On 29 April, 2015, three satellite observatories—NuSTAR, Hinode, and Solar Dynamics Observatory—all stared at our Sun. This image merges data from Nuclear Spectroscopic Telescope Array, or NuSTAR (high-energy x-rays shown in blue), Japan’s Hinode spacecraft (low-energy x-rays in green), and SDO (extreme UV in yellow and red). The blue-white NuSTAR data pinpoint the most energetic areas.
During a December, 2013, solar flare, three satellites watched a current sheet form. This animation shows four views of the flare from the Solar Dynamics Observatory, the Solar and Terrestrial Relations Observatory, and JAXA’s Hinode. The current sheet is a long, thin structure, especially visible in the views on the left. Those two animations depict light emitted by material with higher temperatures, so they better show the extremely hot current sheet.
A current sheet is a very fast, very flat flow of electrically-charged material, extremely thin compared to its length and width. Current sheets form when two oppositely-aligned magnetic fields come in close contact, creating very high magnetic force.
Venus is just crossing the edge of the Sun at the beginning of its recent transit in this image from the Hinode spacecraft.

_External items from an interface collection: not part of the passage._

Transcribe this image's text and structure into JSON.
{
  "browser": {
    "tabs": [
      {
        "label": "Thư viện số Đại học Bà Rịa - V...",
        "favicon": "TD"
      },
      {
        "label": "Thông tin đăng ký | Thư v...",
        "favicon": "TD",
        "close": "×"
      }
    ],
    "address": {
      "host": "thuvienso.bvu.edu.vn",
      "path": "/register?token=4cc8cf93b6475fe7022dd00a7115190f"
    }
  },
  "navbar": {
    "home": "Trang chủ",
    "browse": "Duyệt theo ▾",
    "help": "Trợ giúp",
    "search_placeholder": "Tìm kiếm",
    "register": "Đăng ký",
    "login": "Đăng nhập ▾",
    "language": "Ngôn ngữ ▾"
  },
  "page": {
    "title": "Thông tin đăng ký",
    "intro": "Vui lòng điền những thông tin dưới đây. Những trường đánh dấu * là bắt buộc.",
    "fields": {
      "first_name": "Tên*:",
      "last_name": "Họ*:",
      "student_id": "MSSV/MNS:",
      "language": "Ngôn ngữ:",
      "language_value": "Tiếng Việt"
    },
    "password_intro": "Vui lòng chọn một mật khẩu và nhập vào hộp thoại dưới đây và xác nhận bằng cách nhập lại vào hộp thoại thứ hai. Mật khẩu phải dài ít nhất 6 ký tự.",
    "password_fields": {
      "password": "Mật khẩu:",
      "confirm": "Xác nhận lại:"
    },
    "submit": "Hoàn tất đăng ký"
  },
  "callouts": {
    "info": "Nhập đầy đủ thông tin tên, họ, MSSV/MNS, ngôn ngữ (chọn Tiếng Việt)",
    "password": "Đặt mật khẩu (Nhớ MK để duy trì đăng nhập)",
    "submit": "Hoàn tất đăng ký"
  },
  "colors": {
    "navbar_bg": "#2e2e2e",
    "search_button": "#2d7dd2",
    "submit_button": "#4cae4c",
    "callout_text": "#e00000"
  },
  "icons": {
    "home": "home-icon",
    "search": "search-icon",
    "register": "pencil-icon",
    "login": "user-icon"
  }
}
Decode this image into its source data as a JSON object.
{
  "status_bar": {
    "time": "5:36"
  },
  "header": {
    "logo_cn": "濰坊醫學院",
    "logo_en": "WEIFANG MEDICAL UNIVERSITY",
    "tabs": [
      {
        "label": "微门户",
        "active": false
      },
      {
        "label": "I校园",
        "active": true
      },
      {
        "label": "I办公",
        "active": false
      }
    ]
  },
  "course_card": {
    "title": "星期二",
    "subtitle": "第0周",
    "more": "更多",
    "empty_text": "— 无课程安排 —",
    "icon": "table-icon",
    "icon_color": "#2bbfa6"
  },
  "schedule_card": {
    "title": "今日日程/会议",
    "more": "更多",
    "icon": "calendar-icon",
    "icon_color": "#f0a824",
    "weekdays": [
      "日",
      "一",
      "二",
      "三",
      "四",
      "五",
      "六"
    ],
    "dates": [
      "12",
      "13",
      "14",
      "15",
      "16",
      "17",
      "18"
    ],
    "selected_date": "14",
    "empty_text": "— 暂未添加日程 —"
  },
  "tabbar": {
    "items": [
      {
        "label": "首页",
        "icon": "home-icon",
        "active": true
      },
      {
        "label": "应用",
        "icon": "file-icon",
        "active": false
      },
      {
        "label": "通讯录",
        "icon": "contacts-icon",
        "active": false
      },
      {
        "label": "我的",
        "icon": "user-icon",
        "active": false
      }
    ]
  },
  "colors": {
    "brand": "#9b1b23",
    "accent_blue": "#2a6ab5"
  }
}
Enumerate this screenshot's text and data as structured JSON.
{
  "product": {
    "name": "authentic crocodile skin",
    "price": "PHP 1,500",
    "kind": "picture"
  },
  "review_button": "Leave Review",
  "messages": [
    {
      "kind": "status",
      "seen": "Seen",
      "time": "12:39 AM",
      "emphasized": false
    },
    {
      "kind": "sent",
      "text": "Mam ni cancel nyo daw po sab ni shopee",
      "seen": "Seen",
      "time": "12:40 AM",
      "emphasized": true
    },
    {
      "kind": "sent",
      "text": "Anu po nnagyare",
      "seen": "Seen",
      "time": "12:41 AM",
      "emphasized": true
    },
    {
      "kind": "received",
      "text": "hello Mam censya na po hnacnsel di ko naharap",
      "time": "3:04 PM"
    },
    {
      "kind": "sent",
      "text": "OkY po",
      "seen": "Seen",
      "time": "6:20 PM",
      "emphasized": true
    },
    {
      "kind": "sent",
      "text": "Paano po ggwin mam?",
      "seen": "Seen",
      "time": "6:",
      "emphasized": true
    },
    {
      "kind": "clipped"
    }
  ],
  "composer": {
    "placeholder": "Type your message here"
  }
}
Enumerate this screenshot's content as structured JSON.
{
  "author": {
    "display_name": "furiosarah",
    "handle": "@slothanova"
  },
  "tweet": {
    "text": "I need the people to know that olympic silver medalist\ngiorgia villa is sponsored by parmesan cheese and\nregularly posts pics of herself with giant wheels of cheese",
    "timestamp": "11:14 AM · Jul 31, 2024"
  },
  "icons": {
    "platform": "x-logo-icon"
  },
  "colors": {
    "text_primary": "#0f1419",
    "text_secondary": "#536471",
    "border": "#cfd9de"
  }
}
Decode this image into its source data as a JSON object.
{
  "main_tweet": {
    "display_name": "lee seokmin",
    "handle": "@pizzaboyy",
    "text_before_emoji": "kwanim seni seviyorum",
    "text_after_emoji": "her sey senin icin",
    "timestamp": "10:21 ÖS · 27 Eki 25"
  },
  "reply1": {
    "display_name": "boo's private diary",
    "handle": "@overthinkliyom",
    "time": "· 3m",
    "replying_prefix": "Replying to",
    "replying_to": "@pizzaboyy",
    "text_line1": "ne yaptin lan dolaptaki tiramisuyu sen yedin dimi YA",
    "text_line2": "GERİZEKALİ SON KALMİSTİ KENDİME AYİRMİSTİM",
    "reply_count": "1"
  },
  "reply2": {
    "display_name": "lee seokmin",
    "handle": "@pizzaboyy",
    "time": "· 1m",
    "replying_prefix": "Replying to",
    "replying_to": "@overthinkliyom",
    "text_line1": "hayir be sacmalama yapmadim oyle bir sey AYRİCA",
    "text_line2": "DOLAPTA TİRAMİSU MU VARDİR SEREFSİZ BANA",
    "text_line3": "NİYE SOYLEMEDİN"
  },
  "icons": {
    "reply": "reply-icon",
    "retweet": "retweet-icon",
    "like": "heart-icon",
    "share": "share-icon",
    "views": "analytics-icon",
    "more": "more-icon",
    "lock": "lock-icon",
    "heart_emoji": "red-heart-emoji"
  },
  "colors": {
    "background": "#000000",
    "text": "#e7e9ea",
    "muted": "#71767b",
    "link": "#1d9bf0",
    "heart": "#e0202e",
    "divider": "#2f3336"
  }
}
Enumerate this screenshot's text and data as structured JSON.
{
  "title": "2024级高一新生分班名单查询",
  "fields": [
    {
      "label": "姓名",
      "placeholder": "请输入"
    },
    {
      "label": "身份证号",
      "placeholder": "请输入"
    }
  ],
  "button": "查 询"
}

The thin ring of light seen surrounding the planet’s dark silhouette is sunlight refracted by Venus’ thick atmosphere.